[Frontiers in Bioscience E3, 187-193, January 1, 2011]

Heterogeneity of mitochondrial energy metabolism in classical triphasic Wilms' tumor

Rene G. Feichtinger1, Daniel Neureiter2, Brigitte Royer-Pokora3, Johannes A. Mayr1, Franz A. Zimmermann1, Neil Jones1, Christian Koegler4, Manfred Ratschek4, Wolfgang Sperl1, Barbara Kofler1

1Department of Pediatrics, University Hospital Salzburg, Paracelsus Medical University, Muellner Hauptstr. 48, A-5020 Salzburg, Austria, 2Department of Pathology, University Hospital Salzburg, Paracelsus Medical University, Muellner Hauptstr. 48, A-5020 Salzburg, Austria, 3Institute of Human Genetics and Anthropology, Heinrich Heine University of Duesseldorf, D40001 Duesseldorf, Germany, 4Institute of Pathology, Medical University of Graz, A-8036 Graz, Austria


1. Abstract
2. Introduction
3. Materials and methods
3.1. Ethics
3.2. Samples 3.3. Spectrophotometric detection of OXPHOS enzyme and citrate synthase activities 3.4. Western blot analysis
3.5. Immunohistochemical staining
3.6. Determination of mitochondrial DNA copy number
4. Results
5. Discussion
6. Acknowledgments
7. References

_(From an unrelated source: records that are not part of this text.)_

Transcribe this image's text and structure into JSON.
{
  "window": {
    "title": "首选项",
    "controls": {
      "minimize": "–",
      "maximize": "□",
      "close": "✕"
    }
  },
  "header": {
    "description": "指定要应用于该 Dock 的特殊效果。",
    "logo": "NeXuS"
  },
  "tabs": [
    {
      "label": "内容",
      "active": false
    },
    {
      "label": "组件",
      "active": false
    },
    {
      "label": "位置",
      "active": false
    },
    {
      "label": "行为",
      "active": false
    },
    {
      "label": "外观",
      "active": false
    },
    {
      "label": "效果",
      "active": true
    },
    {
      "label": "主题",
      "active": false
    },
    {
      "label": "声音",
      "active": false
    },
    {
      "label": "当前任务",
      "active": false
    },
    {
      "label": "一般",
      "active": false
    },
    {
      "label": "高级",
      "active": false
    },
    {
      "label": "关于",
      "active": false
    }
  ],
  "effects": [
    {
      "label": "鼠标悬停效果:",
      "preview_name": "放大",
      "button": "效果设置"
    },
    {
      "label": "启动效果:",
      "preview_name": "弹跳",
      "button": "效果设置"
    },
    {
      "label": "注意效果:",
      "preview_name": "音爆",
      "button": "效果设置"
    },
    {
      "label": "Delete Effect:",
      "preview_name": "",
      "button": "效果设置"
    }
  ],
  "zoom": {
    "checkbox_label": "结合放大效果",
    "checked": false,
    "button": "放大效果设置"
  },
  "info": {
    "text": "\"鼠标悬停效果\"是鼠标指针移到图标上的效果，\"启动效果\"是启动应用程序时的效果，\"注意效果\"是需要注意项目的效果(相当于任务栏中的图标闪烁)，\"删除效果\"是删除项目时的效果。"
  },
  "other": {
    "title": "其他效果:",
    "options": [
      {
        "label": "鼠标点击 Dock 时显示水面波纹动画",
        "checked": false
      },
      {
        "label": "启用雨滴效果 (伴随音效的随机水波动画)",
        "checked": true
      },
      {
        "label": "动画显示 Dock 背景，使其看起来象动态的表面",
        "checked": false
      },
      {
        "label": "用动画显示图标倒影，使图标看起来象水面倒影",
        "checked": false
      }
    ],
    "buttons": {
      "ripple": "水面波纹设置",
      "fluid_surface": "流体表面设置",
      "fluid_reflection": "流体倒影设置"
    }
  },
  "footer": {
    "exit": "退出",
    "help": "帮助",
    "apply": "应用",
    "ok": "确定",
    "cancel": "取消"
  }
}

Metabolic changes are observed in a variety of tumors. The nature of the changes in aerobic energy metabolism differs between tumor types. Therefore, immunohistochemical staining, enzymatic measurements and immunoblot analysis were used to determine alterations of oxidative phosphorylation (OXPHOS) in classic triphasic Wilms' Tumor (WT). Our studies revealed that the epithelial, stromal and blastemal elements of this tumor differ in their energy metabolism. Compared to unaffected kidney tissue, normal mitochondrial mass was observed in the epithelial and blastemal regions of WT, whereas the stroma showed a massive down-regulation of mitochondria, as indicated by low porin content, low citrate synthase activity, and reduced mtDNA copy number. All OXPHOS enzyme activities were reduced in all WT samples, with the exception of two epithelial-dominant cases, which showed up-regulation of complex III activity compared to control kidney tissues. Interestingly, our studies show that, even within a specific tumor entity, cell-type-specific alterations of aerobic energy metabolism can occur, although all cell types showed a clear tendency toward a reduced aerobic energy metabolism.